* [Work request]: If a line in the listing includes the word "value", copy it out.

........

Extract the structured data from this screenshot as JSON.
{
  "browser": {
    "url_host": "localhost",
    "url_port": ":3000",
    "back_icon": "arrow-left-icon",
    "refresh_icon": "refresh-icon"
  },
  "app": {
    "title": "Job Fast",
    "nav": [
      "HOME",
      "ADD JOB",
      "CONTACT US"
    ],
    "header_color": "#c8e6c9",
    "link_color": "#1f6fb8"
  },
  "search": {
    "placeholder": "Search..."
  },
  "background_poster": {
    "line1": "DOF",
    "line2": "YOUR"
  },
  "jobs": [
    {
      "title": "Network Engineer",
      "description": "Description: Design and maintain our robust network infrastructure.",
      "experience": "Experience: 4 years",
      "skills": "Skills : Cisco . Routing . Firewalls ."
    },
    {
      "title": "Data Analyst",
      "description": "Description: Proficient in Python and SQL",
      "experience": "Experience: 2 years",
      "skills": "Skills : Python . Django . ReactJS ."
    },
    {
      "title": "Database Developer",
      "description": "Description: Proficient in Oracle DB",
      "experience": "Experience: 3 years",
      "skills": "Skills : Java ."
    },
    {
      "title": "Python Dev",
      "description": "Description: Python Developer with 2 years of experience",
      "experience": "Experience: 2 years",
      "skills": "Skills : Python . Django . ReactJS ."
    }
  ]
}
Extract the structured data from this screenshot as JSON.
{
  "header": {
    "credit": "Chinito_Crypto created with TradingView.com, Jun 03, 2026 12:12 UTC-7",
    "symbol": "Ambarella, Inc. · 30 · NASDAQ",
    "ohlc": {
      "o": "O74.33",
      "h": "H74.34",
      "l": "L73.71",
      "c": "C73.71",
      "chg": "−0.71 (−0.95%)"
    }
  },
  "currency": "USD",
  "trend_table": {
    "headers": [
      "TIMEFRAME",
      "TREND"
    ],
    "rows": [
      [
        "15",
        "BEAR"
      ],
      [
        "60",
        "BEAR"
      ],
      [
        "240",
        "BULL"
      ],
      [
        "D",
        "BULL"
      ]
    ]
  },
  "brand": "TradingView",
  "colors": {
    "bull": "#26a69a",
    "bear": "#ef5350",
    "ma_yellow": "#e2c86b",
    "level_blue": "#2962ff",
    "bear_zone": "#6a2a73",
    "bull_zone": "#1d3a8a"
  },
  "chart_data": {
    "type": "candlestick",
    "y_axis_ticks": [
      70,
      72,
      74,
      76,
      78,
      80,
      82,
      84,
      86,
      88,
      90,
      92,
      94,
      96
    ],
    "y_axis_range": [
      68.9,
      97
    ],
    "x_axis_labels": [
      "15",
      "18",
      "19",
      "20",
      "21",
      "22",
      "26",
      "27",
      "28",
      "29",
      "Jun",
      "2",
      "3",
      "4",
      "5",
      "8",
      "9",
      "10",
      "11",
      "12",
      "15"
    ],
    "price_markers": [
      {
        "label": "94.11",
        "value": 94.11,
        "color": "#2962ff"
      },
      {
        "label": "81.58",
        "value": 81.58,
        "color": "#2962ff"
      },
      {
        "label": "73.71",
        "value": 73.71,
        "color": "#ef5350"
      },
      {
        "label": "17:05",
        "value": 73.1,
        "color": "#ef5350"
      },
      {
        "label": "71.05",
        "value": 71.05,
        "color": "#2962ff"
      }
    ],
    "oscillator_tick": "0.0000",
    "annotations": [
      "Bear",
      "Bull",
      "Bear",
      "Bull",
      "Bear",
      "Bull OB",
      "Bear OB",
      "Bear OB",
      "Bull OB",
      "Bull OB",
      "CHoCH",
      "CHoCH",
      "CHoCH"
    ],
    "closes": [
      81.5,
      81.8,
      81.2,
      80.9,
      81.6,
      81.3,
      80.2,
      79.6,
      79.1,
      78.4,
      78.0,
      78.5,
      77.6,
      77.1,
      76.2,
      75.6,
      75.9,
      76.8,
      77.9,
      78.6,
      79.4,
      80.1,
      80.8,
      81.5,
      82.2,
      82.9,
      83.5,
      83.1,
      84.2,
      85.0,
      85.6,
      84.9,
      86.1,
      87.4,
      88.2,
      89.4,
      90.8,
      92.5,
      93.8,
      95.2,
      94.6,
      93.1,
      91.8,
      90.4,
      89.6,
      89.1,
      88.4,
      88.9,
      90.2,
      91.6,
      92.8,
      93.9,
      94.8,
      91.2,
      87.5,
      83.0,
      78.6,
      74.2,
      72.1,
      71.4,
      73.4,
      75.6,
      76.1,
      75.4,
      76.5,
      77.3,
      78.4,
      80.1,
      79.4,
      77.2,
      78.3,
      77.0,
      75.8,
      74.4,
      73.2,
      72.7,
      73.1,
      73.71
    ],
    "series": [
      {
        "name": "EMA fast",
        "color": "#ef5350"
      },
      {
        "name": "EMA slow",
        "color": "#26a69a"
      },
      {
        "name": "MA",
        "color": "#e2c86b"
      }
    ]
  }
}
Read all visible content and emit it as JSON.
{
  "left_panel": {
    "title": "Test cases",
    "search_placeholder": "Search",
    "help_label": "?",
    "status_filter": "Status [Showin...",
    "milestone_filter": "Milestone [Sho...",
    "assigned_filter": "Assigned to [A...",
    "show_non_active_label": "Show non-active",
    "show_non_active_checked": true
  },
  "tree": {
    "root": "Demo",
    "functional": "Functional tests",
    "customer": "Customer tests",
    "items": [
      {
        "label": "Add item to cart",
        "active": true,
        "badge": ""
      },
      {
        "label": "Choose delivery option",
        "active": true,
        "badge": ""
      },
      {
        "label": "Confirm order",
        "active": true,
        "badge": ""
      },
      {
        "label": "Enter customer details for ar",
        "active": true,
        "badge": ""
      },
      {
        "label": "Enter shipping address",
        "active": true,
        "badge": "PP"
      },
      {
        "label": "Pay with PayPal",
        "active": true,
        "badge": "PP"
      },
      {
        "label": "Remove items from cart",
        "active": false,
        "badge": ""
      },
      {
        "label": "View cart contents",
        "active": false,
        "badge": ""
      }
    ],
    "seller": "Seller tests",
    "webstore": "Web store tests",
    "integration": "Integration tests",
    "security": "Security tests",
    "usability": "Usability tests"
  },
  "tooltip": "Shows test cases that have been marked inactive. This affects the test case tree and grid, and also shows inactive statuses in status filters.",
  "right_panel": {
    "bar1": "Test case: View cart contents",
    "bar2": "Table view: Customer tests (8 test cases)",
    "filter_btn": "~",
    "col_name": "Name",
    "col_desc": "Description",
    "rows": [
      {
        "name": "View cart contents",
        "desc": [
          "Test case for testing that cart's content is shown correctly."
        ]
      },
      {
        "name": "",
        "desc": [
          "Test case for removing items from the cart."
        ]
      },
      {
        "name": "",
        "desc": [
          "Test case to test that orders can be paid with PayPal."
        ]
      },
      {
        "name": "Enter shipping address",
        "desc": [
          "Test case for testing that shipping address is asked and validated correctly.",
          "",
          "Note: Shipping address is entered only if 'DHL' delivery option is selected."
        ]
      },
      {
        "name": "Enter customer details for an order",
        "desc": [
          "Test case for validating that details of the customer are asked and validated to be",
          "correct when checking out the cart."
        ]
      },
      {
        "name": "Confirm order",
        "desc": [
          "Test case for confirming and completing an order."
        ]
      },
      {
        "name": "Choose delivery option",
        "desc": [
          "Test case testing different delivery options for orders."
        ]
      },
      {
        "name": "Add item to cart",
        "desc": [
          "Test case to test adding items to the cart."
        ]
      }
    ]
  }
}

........

* [Response to this exercise]:
        "value": 94.11,
        "value": 81.58,
        "value": 73.71,
        "value": 73.1,
        "value": 71.05,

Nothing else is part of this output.